Required action
Where the word "feature" appears in a line below, copy the whole line.
Supplied data START
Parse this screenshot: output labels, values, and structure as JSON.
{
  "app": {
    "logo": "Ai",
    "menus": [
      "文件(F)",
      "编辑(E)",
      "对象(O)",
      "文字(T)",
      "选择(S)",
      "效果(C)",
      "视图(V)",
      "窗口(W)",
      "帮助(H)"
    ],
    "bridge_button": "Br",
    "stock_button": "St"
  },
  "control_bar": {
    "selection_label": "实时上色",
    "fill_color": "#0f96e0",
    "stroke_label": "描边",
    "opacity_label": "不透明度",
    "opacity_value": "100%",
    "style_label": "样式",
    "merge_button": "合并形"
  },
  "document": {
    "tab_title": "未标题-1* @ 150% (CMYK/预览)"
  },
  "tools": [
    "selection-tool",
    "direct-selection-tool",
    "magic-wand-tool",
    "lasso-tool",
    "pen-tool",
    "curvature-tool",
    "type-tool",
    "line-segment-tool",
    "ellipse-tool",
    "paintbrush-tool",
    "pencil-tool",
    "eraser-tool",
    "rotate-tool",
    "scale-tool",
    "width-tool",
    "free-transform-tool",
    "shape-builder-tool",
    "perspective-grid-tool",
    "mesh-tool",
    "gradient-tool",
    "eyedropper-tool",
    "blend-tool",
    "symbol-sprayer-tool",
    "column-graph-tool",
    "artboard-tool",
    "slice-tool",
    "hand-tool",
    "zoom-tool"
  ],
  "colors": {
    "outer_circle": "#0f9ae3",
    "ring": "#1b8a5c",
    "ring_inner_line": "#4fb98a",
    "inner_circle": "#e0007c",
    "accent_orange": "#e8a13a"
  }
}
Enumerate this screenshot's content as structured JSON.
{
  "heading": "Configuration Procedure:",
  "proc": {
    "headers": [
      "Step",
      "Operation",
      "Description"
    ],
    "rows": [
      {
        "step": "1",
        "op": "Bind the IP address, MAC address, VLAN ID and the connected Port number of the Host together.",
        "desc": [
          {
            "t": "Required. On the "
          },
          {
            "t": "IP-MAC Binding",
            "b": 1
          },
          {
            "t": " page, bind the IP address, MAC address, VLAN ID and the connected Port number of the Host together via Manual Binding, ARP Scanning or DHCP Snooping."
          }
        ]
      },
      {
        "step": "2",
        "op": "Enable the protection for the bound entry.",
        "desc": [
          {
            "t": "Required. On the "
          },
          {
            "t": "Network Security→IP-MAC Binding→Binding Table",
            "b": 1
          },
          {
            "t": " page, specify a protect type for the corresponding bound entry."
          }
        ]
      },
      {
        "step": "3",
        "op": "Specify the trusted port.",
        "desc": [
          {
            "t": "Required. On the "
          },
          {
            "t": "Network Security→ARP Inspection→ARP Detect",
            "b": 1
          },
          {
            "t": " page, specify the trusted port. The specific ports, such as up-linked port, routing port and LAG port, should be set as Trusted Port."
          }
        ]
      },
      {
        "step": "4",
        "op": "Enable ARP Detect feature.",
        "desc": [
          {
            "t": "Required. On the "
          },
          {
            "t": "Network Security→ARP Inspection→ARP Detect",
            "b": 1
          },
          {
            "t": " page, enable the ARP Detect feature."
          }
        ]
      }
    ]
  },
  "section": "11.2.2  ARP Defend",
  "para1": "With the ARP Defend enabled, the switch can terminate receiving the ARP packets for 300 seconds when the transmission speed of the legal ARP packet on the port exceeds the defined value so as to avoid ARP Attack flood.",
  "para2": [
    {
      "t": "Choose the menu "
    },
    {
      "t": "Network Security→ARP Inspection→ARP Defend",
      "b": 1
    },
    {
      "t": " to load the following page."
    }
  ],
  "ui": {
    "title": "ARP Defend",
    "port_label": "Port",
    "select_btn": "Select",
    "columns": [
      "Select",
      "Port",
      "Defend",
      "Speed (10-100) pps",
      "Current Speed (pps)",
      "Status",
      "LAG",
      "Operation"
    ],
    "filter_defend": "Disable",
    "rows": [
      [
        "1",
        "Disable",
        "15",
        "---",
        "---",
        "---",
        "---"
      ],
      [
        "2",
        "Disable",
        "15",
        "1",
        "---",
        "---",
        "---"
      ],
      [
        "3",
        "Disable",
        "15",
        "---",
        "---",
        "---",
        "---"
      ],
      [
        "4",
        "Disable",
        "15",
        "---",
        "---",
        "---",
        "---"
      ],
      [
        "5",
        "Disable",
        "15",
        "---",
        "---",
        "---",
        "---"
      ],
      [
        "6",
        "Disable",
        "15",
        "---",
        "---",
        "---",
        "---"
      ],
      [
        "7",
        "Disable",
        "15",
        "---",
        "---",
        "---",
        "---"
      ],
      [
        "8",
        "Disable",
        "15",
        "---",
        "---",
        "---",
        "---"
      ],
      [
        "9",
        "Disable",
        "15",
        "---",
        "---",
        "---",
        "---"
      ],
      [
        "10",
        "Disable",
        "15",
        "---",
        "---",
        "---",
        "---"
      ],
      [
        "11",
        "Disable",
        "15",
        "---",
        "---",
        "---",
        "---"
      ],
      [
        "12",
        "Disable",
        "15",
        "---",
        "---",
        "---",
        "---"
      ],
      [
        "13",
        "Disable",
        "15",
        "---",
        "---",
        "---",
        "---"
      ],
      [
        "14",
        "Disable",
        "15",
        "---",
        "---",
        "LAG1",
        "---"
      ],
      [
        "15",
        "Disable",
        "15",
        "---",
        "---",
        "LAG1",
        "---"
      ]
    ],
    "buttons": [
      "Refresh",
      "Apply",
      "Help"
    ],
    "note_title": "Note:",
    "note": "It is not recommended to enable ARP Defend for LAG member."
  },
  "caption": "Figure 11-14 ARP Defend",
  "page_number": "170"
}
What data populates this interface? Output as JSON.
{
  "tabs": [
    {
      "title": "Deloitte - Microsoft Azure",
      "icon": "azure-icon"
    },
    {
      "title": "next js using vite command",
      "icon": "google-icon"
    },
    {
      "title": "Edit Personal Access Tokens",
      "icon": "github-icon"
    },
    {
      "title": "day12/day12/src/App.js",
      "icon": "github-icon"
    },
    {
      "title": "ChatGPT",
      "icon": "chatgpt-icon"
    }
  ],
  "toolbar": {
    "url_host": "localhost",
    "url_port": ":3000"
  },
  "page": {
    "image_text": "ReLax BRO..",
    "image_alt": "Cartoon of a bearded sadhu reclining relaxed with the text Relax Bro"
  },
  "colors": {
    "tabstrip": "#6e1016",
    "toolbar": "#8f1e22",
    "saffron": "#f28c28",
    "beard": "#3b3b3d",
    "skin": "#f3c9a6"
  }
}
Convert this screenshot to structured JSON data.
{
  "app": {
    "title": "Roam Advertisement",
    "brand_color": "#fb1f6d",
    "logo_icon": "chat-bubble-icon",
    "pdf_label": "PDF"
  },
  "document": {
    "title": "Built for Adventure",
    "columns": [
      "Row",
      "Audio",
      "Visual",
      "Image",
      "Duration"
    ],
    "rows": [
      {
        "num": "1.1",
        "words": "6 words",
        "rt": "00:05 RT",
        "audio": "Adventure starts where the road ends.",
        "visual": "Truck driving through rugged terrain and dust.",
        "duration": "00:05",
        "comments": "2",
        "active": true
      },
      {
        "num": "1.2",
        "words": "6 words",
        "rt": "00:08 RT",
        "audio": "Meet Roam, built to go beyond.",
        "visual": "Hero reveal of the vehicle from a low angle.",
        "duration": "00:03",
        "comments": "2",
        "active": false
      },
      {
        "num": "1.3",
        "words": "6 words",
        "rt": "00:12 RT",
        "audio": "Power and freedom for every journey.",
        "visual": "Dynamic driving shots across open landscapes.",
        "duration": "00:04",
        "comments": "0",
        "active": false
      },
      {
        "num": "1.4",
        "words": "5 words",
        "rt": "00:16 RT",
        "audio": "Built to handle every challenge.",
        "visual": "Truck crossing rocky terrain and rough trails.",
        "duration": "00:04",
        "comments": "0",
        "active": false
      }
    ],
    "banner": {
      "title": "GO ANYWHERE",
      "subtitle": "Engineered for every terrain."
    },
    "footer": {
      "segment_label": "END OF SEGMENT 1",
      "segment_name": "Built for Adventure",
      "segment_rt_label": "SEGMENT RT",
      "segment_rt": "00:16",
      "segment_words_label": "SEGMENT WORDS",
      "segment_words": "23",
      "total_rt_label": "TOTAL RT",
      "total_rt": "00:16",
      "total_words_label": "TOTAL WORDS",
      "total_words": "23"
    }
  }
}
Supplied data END
Task result
        "op": "Enable ARP Detect feature.",
            "t": " page, enable the ARP Detect feature."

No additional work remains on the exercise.